William Wesley Gist

English Faculty

                      William Gist In Memoriam Dr. William Wesley Gist, for twenty-four years a member of the Iowa State Teachers College faculty, died suddenly last Friday morning, June 8, 1923, a few hours after his return from Fort Dodge, where he was elected and installed Commander of the Iowa Department of the Grand Army of the Republic. Dr. Gist was born on February 28, 1849, in Starr Township, Ohio. He was the son of Charles Wesley and Malinda Wilson Gist. He graduated from the University of Ohio and later attended Union Seminary. He entered the ministry, but soon became a college professor. On July 26, 1876, he married Lillian Jeannette Hurlburt in Youngstown, Ohio. Thay had eleven children: Ruth, Clarence Hurlburt, Charles Russell, Arthur Stanley, Nathan Howard, Julian Hurlburt, Ralph Hawthorne, Jean, Cecil Kinnison, William Wesley, and Marjorie. He was a member of the G. A. R. for over fifty years. He enlisted at the age of fifteen in the 26th Ohio Infantry and served under General Sherman in the Atlanta campaign. Subsequently, he served under General Thomas and was with the command sent to the Mexican border. Because he was a student of American history, his war experiences influenced him to write several articles on the Civil War. Professor Gist recorded historic facts concerning battles that made them interesting and valuable to read. Professor Gist was affiliated with the English Department, but was relieved from classroom work about a year ago. He gave his services primarily to students needing special attention and has in that capacity come into contact with a large number of students. He was ever willing to give an encouraging word or a helping hand to anyone, be he subcollegiate or senior. HIs influence has been felt throughout the college community, the city, and the state. He was held in high esteem universally, and the college, in particular, mourns his death. He has written two articles for the College Eye during the past year, which not only show his interest in student enterprises, but also showed he kept closely in touch with the affairs of the school, for the articles were written on timely subjects.

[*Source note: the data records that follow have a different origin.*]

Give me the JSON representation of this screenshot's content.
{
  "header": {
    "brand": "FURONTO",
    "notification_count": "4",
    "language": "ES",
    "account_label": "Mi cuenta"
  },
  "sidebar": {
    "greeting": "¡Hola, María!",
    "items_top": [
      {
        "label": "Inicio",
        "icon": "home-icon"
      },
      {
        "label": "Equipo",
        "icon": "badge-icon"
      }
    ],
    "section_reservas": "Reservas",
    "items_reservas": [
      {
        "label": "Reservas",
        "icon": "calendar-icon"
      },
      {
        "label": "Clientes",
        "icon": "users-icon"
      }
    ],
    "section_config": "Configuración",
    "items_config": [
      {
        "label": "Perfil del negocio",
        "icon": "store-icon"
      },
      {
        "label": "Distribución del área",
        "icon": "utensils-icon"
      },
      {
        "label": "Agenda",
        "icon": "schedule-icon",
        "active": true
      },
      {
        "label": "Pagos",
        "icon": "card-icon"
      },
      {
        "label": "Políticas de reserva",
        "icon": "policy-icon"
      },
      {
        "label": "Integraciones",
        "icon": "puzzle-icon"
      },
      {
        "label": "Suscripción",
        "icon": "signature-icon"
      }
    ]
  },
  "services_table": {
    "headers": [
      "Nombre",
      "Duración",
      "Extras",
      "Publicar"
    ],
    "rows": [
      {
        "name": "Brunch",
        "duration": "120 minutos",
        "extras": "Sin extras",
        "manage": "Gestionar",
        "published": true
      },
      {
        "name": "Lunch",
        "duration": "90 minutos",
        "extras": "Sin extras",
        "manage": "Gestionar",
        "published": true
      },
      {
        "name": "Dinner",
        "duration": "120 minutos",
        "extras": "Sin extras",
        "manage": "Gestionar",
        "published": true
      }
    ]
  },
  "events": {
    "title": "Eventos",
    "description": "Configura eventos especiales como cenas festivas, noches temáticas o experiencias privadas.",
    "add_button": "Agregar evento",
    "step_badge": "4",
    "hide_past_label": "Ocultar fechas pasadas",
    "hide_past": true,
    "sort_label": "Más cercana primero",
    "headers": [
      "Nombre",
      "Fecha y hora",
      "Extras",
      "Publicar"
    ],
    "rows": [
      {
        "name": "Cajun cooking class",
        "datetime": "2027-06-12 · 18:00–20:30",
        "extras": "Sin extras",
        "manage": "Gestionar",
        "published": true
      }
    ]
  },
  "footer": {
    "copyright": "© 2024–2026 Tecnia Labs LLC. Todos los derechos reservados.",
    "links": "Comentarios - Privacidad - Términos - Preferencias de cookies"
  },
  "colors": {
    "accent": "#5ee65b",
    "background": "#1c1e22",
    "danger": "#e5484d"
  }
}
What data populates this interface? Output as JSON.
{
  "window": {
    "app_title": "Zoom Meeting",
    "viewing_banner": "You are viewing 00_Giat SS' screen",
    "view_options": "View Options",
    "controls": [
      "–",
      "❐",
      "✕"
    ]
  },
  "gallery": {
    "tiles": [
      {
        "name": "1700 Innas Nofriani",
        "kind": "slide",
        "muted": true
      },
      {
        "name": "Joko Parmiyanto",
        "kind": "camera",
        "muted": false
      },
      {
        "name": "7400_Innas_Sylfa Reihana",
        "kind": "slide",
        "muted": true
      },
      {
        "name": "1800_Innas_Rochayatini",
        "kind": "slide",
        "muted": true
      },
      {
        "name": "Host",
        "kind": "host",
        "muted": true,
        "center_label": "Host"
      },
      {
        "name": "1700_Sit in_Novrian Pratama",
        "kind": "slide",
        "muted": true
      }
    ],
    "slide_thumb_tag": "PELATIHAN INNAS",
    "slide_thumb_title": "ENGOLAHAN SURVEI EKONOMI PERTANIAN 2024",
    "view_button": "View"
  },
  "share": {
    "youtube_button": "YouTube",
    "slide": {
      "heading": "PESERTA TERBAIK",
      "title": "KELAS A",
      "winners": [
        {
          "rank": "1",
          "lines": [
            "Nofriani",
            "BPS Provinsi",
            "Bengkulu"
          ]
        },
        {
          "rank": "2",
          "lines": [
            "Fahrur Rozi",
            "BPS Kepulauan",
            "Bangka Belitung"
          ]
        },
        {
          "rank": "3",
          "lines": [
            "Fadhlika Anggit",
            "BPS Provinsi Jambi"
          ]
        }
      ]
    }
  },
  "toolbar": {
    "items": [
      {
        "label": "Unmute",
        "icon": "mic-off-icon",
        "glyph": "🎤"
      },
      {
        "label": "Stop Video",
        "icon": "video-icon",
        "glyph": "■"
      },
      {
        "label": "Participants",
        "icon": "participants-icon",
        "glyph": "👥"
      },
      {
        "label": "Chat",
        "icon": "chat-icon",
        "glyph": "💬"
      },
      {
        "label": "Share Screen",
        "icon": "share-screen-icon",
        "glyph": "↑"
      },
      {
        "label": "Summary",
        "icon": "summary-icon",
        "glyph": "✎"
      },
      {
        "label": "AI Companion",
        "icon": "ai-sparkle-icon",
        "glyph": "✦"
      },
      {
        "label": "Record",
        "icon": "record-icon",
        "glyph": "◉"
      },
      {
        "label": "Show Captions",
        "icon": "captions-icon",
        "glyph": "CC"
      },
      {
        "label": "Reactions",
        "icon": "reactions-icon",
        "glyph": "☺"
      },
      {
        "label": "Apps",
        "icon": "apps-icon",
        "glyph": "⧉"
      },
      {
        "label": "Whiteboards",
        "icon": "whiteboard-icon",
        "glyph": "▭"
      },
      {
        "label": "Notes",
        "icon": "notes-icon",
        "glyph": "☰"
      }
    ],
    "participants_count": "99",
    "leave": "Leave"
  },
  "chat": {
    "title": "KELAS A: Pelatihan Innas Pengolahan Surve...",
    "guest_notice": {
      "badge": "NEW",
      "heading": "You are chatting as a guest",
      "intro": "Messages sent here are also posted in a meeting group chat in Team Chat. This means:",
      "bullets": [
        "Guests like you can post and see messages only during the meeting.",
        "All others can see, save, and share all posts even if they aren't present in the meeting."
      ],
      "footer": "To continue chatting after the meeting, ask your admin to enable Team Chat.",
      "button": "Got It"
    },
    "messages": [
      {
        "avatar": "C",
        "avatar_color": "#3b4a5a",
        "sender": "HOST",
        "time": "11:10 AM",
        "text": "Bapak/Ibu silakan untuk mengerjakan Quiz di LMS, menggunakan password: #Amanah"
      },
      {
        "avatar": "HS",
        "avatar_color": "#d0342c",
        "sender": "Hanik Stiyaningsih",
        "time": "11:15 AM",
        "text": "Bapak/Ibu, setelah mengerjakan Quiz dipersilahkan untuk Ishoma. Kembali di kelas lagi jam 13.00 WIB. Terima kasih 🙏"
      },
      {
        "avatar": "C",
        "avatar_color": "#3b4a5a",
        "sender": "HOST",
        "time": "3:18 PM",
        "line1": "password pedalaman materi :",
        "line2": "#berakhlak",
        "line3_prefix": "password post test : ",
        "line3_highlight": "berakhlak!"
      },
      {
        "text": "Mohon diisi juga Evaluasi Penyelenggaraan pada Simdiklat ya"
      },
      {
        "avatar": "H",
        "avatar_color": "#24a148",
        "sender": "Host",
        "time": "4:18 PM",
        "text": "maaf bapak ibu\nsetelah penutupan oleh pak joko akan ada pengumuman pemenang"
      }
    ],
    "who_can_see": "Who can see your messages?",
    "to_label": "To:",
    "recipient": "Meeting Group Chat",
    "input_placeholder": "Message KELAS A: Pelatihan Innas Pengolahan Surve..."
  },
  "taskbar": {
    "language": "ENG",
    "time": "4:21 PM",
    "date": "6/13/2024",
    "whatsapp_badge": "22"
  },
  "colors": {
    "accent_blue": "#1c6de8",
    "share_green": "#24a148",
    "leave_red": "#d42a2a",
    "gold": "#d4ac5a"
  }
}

He was vigorous to the last, and the report of his death came unexpectedly. Adapted from an article in the College Eye, June 15, 1923, page 1.